Mondaq shall use its reasonable endeavours to make the Website and Services available to you at all times, but we cannot guarantee an uninterrupted and fault free service.

Mondaq reserves the right to make changes to the services and/or the Website or part thereof, from time to time, and we may add, remove, modify and/or vary any elements of features and functionalities of the Website or the services.

Mondaq also reserves the right from time to time to monitor your Use of the Website and/or services.


The Content is general information only. It is not intended to constitute legal advice or seek to be the complete and comprehensive statement of the law, nor is it intended to address your specific requirements or provide advice on which reliance should be placed. Mondaq and/or its Contributors and other suppliers make no representations about the suitability of the information contained in the Content for any purpose. All Content provided "as is" without warranty of any kind.
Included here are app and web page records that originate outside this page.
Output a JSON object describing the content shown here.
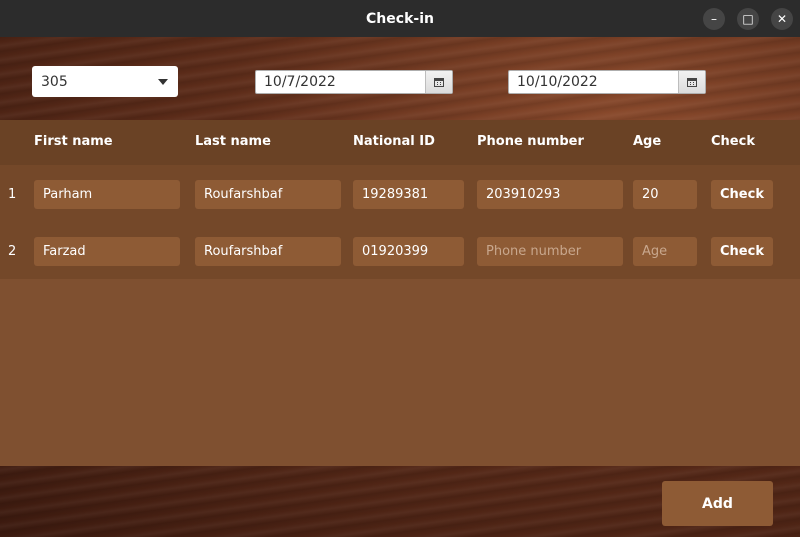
{
  "window": {
    "title": "Check-in",
    "minimize_glyph": "–",
    "maximize_glyph": "□",
    "close_glyph": "✕"
  },
  "controls": {
    "room_select": {
      "value": "305"
    },
    "checkin_date": {
      "value": "10/7/2022"
    },
    "checkout_date": {
      "value": "10/10/2022"
    }
  },
  "table": {
    "headers": [
      "First name",
      "Last name",
      "National ID",
      "Phone number",
      "Age",
      "Check"
    ],
    "rows": [
      {
        "index": "1",
        "first_name": "Parham",
        "last_name": "Roufarshbaf",
        "national_id": "19289381",
        "phone_number": "203910293",
        "age": "20",
        "check_label": "Check"
      },
      {
        "index": "2",
        "first_name": "Farzad",
        "last_name": "Roufarshbaf",
        "national_id": "01920399",
        "phone_placeholder": "Phone number",
        "age_placeholder": "Age",
        "check_label": "Check"
      }
    ]
  },
  "footer": {
    "add_label": "Add"
  },
  "colors": {
    "header_band": "#6a4225",
    "table_body": "#7f5030",
    "field_bg": "#8e5b35",
    "wood_dark": "#3c1a0f"
  },
  "icons": {
    "dropdown": "chevron-down-icon",
    "calendar": "calendar-icon"
  }
}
Mondaq and/or its Contributors and other suppliers hereby exclude and disclaim all representations, warranties or guarantees with regard to the Content, including all implied warranties and conditions of merchantability, fitness for a particular purpose, title and non-infringement. To the maximum extent permitted by law, Mondaq expressly excludes all representations, warranties, obligations, and liabilities arising out of or in connection with all Content. In no event shall Mondaq and/or its respective suppliers be liable for any special, indirect or consequential damages or any damages whatsoever resulting from loss of use, data or profits, whether in an action of contract, negligence or other tortious action, arising out of or in connection with the use of the Content or performance of Mondaq’s Services.


Mondaq may alter or amend these Terms by amending them on the Website. By continuing to Use the Services and/or the Website after such amendment, you will be deemed to have accepted any amendment to these Terms.
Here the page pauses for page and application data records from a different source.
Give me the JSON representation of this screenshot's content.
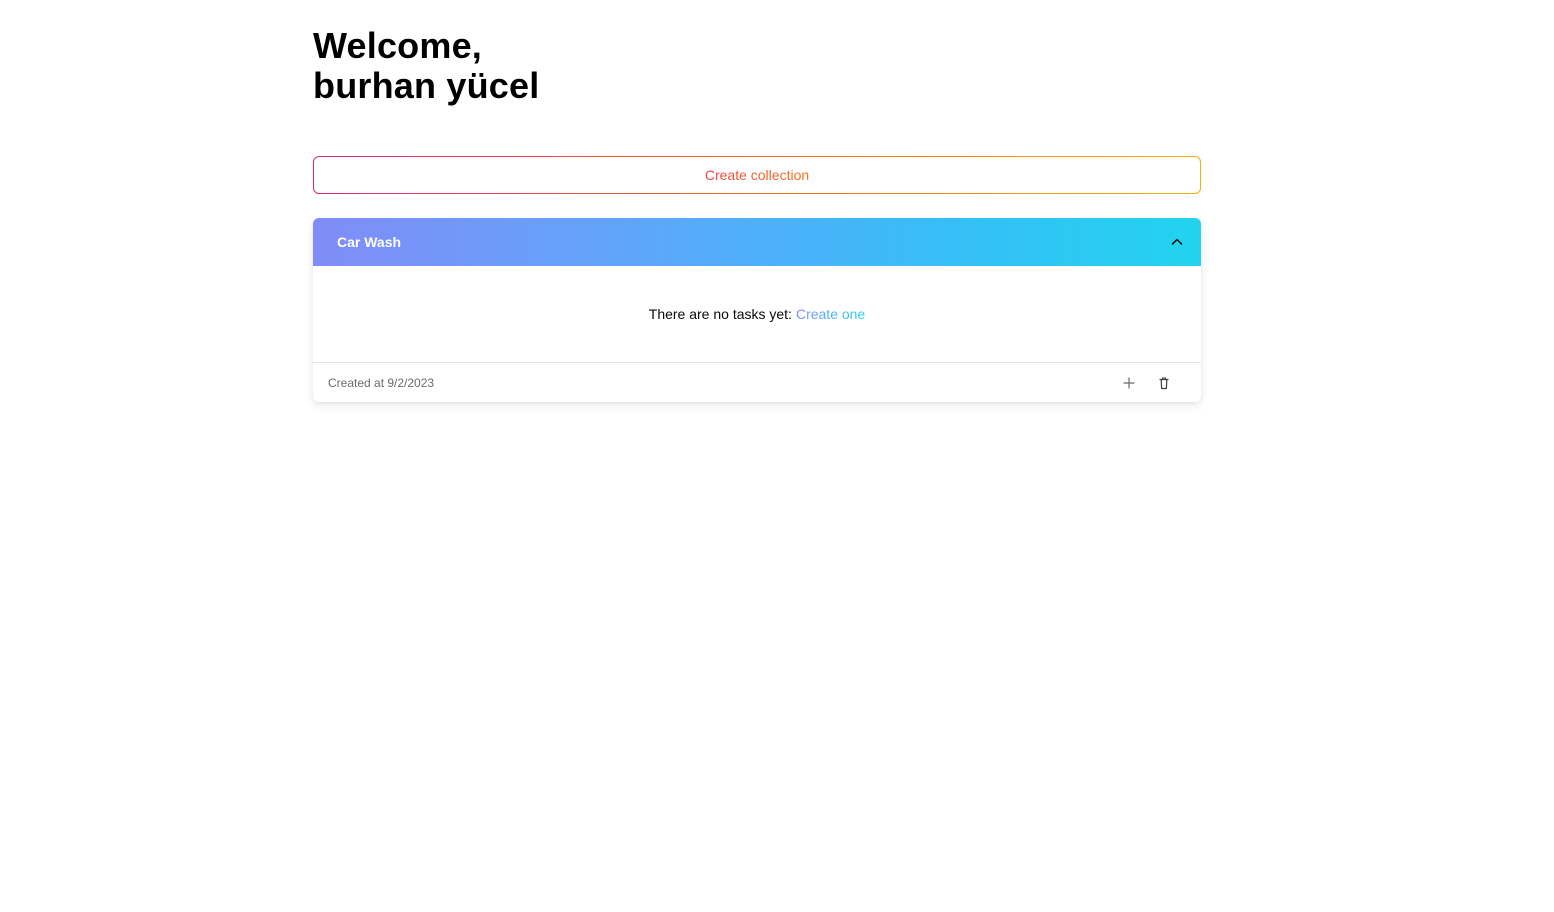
{
  "greeting": {
    "line1": "Welcome,",
    "line2": "burhan yücel"
  },
  "actions": {
    "create_collection_label": "Create collection"
  },
  "collections": [
    {
      "name": "Car Wash",
      "expanded": true,
      "empty_message": "There are no tasks yet:",
      "empty_link": "Create one",
      "created_at": "Created at 9/2/2023",
      "footer_icons": [
        "plus-icon",
        "trash-icon"
      ]
    }
  ],
  "colors": {
    "create_border_gradient": [
      "#db2777",
      "#f97316",
      "#eab308"
    ],
    "header_gradient": [
      "#818cf8",
      "#60a5fa",
      "#38bdf8",
      "#22d3ee"
    ],
    "text_primary": "#0a0a0a",
    "text_muted": "#6b6b6b"
  }
}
These Terms shall be governed by and construed in accordance with the laws of England and Wales and you irrevocably submit to the exclusive jurisdiction of the courts of England and Wales to settle any dispute which may arise out of or in connection with these Terms. If you live outside the United Kingdom, English law shall apply only to the extent that English law shall not deprive you of any legal protection accorded in accordance with the law of the place where you are habitually resident ("Local Law"). In the event English law deprives you of any legal protection which is accorded to you under Local Law, then these terms shall be governed by Local Law and any dispute or claim arising out of or in connection with these Terms shall be subject to the non-exclusive jurisdiction of the courts where you are habitually resident.
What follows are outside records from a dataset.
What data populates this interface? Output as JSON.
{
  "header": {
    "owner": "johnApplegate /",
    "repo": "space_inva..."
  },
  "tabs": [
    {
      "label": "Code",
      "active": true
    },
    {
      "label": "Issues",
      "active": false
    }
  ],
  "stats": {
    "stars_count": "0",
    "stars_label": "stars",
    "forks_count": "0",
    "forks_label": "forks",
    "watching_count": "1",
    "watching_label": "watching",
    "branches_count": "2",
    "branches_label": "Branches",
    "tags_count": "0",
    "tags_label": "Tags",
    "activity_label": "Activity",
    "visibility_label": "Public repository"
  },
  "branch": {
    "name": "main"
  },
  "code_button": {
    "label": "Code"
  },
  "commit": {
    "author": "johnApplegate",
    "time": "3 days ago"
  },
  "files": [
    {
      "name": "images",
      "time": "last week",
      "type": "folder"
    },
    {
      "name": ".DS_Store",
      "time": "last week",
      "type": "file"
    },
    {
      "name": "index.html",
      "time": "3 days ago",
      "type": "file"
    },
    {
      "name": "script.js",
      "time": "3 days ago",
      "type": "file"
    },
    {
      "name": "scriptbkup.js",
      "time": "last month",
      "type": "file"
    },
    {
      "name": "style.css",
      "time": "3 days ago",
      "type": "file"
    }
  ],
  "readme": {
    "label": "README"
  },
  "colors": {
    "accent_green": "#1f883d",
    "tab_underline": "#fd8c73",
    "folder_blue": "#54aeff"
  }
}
You may print and keep a copy of these Terms, which form the entire agreement between you and Mondaq and supersede any other communications or advertising in respect of the Service and/or the Website.

No delay in exercising or non-exercise by you and/or Mondaq of any of its rights under or in connection with these Terms shall operate as a waiver or release of each of your or Mondaq’s right. Rather, any such waiver or release must be specifically granted in writing signed by the party granting it.

If any part of these Terms is held unenforceable, that part shall be enforced to the maximum extent permissible so as to give effect to the intent of the parties, and the Terms shall continue in full force and effect.

Mondaq shall not incur any liability to you on account of any loss or damage resulting from any delay or failure to perform all or any part of these Terms if such delay or failure is caused, in whole or in part, by events, occurrences, or causes beyond the control of Mondaq. Such events, occurrences or causes will include, without limitation, acts of God, strikes, lockouts, server and network failure, riots, acts of war, earthquakes, fire and explosions.

By clicking Register you state you have read and agree to our Terms and Conditions